Let me explain. I love stained glass, and find it an engrossing medium to work in, almost-all-consuming, and certainly time-consuming. Firstly, there is the question of what? When I work on a commission, I have some information to go on, but what about creating something from scratch? I can be inspired by almost anything, however small, from sun through raindrops to frosty spider webs, but will it be enough to create something worthwhile? Cue a cup of tea.
When I finally have my idea, I develop it through sketches, go down to my workshop and stare at bits of glass for a while, perhaps with another cuppa or two. Then I must turn my fledgling idea into a plan that works with glass. It isn’t as easy as it might at first seem, because the spaces in between the objects must be viable. As I mentioned to Paul, there is no way to cut an ”L’ shape in glass, or at least not one that I know of.
Plan made, details to be painted added, working-/drawing made, I am ready to begin. That is assuming that I have all the materials I need. In these lockdown/socially distanced times, I can still source glass online, but it really is no substitute for going into the shop or warehouse and behaving like a child in a sweetshop. I have an annoying tendency to pick up a piece of glass with no idea what to do with it and buy it anyway just because I like it. Then several years later it is still sat on the shelf, accusing me of ignoring it.

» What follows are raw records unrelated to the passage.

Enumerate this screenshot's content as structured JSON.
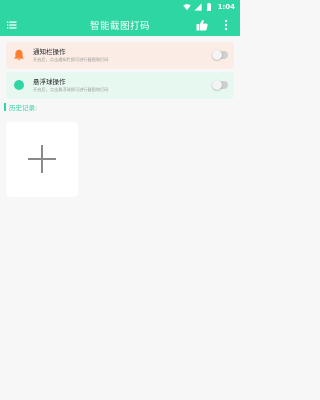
{
  "status_bar": {
    "time": "1:04"
  },
  "app_bar": {
    "title": "智能截图打码"
  },
  "cards": {
    "notify": {
      "title": "通知栏操作",
      "description": "开启后，点击通知栏即可进行截图和打码",
      "enabled": false
    },
    "float": {
      "title": "悬浮球操作",
      "description": "开启后，点击悬浮球即可进行截图和打码",
      "enabled": false
    }
  },
  "history": {
    "label": "历史记录:"
  },
  "colors": {
    "accent": "#2ed6a3",
    "notify_bg": "#fbece5",
    "float_bg": "#e7f8f1",
    "bell": "#ff7f2f",
    "page_bg": "#f7f7f7"
  },
  "icons": {
    "status": [
      "wifi-icon",
      "signal-icon",
      "battery-icon"
    ],
    "app_bar": [
      "menu-icon",
      "thumbs-up-icon",
      "more-vertical-icon"
    ],
    "cards": [
      "bell-icon",
      "floating-ball-icon"
    ],
    "history": [
      "plus-icon"
    ]
  }
}
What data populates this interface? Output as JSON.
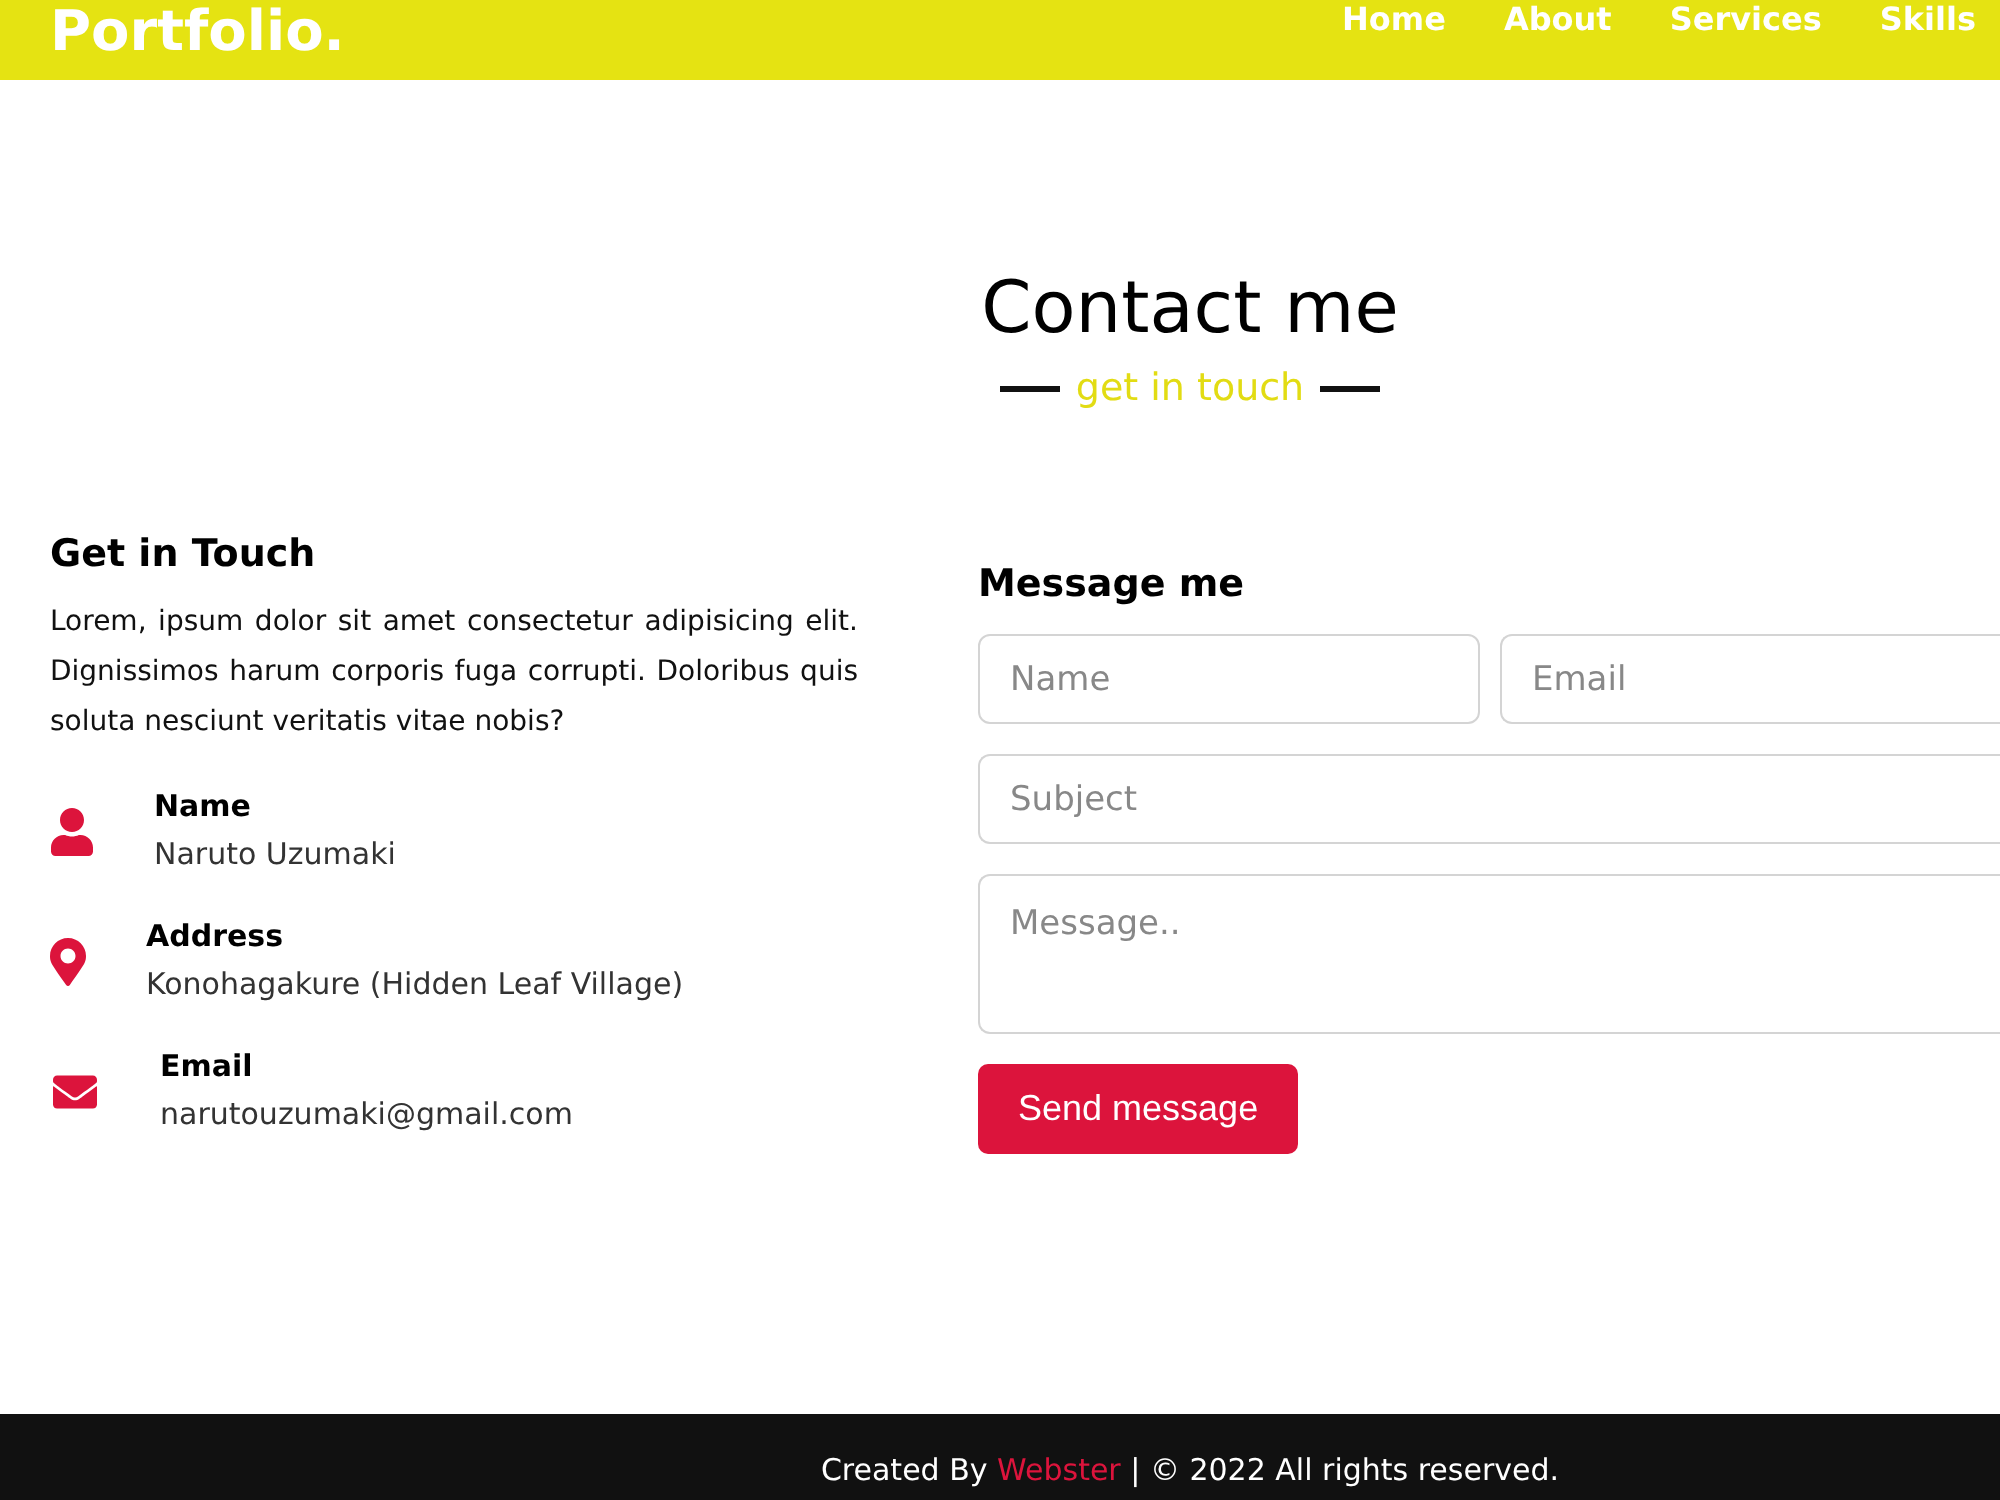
{
  "header": {
    "logo": "Portfolio.",
    "nav": [
      {
        "label": "Home"
      },
      {
        "label": "About"
      },
      {
        "label": "Services"
      },
      {
        "label": "Skills"
      }
    ]
  },
  "section": {
    "title": "Contact me",
    "subtitle": "get in touch"
  },
  "info": {
    "heading": "Get in Touch",
    "text": "Lorem, ipsum dolor sit amet consectetur adipisicing elit. Dignissimos harum corporis fuga corrupti. Doloribus quis soluta nesciunt veritatis vitae nobis?",
    "items": [
      {
        "kind": "person",
        "label": "Name",
        "value": "Naruto Uzumaki"
      },
      {
        "kind": "location",
        "label": "Address",
        "value": "Konohagakure (Hidden Leaf Village)"
      },
      {
        "kind": "email",
        "label": "Email",
        "value": "narutouzumaki@gmail.com"
      }
    ]
  },
  "form": {
    "heading": "Message me",
    "rows": [
      [
        {
          "kind": "input",
          "placeholder": "Name"
        },
        {
          "kind": "input",
          "placeholder": "Email"
        }
      ],
      [
        {
          "kind": "input",
          "placeholder": "Subject"
        }
      ],
      [
        {
          "kind": "textarea",
          "placeholder": "Message.."
        }
      ]
    ],
    "button": "Send message"
  },
  "footer": {
    "prefix": "Created By",
    "link": "Webster",
    "suffix": "| © 2022 All rights reserved."
  }
}
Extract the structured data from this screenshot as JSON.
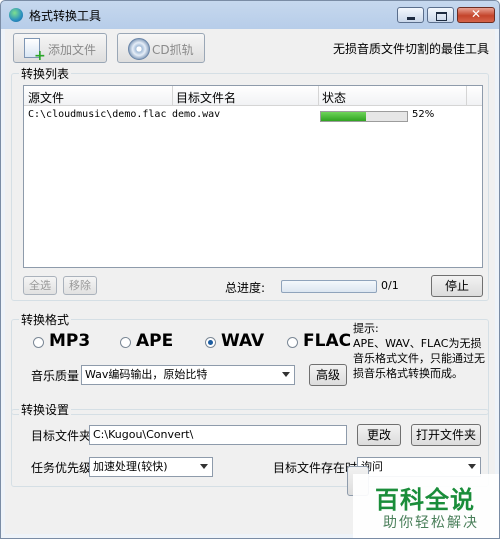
{
  "window": {
    "title": "格式转换工具"
  },
  "toolbar": {
    "add_file_label": "添加文件",
    "cd_rip_label": "CD抓轨",
    "tagline": "无损音质文件切割的最佳工具"
  },
  "conversion_list": {
    "group_title": "转换列表",
    "columns": [
      "源文件",
      "目标文件名",
      "状态"
    ],
    "rows": [
      {
        "source": "C:\\cloudmusic\\demo.flac",
        "target": "demo.wav",
        "progress": 0.52,
        "progress_text": "52%"
      }
    ]
  },
  "list_actions": {
    "select_all": "全选",
    "remove": "移除",
    "total_label": "总进度:",
    "total_progress": 0,
    "total_count": "0/1",
    "stop": "停止"
  },
  "format": {
    "group_title": "转换格式",
    "options": [
      "MP3",
      "APE",
      "WAV",
      "FLAC"
    ],
    "selected": "WAV",
    "quality_label": "音乐质量",
    "quality_value": "Wav编码输出，原始比特",
    "advanced": "高级",
    "hint": "提示:\n  APE、WAV、FLAC为无损音乐格式文件，只能通过无损音乐格式转换而成。"
  },
  "settings": {
    "group_title": "转换设置",
    "target_folder_label": "目标文件夹",
    "target_folder_value": "C:\\Kugou\\Convert\\",
    "change": "更改",
    "open_folder": "打开文件夹",
    "priority_label": "任务优先级",
    "priority_value": "加速处理(较快)",
    "exists_label": "目标文件存在时",
    "exists_value": "询问"
  },
  "watermark": {
    "main": "百科全说",
    "sub": "助你轻松解决"
  },
  "colors": {
    "progress_green": "#3fb32f",
    "watermark_green": "#1a8d3a",
    "close_red": "#c4442b"
  }
}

Anyway, then comes more tea, followed by glass cutting and grinding (not while drinking tea), possibly more tea, painting and firing, tea, leading or foiling, tea, soldering, and finally, applying patina and polishing, possibly interrupted by another cuppa. In fact, I’m considering changing my name to Tea-fuelled Glass Art! Seriously though, this doesn’t happen in one day. Even a small project can take the best part of a week to produce once the drawings have been completed.
Back to Open Studios. I have a page in a web directory to complete – it goes live in January, and so far, a month or so in, I haven’t given it a second thought. That is about to change. I will also be submitting a piece of work for the Insight 2021 exhibition which will be at The Base in Greenham during May next year.
I intend to write every few weeks, so please join me to find out how I’m getting on.